Top of Records for this task
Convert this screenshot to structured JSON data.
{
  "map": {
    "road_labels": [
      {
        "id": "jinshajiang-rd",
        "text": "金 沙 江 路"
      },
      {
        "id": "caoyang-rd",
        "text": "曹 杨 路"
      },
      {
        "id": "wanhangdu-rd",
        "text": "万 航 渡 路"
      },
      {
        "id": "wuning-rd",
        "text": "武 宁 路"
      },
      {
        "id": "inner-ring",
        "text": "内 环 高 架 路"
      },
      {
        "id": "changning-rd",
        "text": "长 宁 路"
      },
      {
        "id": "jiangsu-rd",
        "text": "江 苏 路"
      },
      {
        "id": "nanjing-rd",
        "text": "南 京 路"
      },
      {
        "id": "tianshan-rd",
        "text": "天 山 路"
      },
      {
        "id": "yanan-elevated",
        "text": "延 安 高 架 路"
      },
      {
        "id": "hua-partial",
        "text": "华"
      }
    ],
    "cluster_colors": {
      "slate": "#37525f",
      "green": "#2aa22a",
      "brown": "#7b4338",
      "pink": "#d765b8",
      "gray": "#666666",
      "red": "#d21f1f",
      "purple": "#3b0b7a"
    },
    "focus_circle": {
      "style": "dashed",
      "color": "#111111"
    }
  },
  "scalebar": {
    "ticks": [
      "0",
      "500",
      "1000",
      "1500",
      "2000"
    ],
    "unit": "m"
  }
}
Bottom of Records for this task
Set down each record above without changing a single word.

- **Answer box**:
Convert this screenshot to structured JSON data.
{
  "map": {
    "road_labels": [
      {
        "id": "jinshajiang-rd",
        "text": "金 沙 江 路"
      },
      {
        "id": "caoyang-rd",
        "text": "曹 杨 路"
      },
      {
        "id": "wanhangdu-rd",
        "text": "万 航 渡 路"
      },
      {
        "id": "wuning-rd",
        "text": "武 宁 路"
      },
      {
        "id": "inner-ring",
        "text": "内 环 高 架 路"
      },
      {
        "id": "changning-rd",
        "text": "长 宁 路"
      },
      {
        "id": "jiangsu-rd",
        "text": "江 苏 路"
      },
      {
        "id": "nanjing-rd",
        "text": "南 京 路"
      },
      {
        "id": "tianshan-rd",
        "text": "天 山 路"
      },
      {
        "id": "yanan-elevated",
        "text": "延 安 高 架 路"
      },
      {
        "id": "hua-partial",
        "text": "华"
      }
    ],
    "cluster_colors": {
      "slate": "#37525f",
      "green": "#2aa22a",
      "brown": "#7b4338",
      "pink": "#d765b8",
      "gray": "#666666",
      "red": "#d21f1f",
      "purple": "#3b0b7a"
    },
    "focus_circle": {
      "style": "dashed",
      "color": "#111111"
    }
  },
  "scalebar": {
    "ticks": [
      "0",
      "500",
      "1000",
      "1500",
      "2000"
    ],
    "unit": "m"
  }
}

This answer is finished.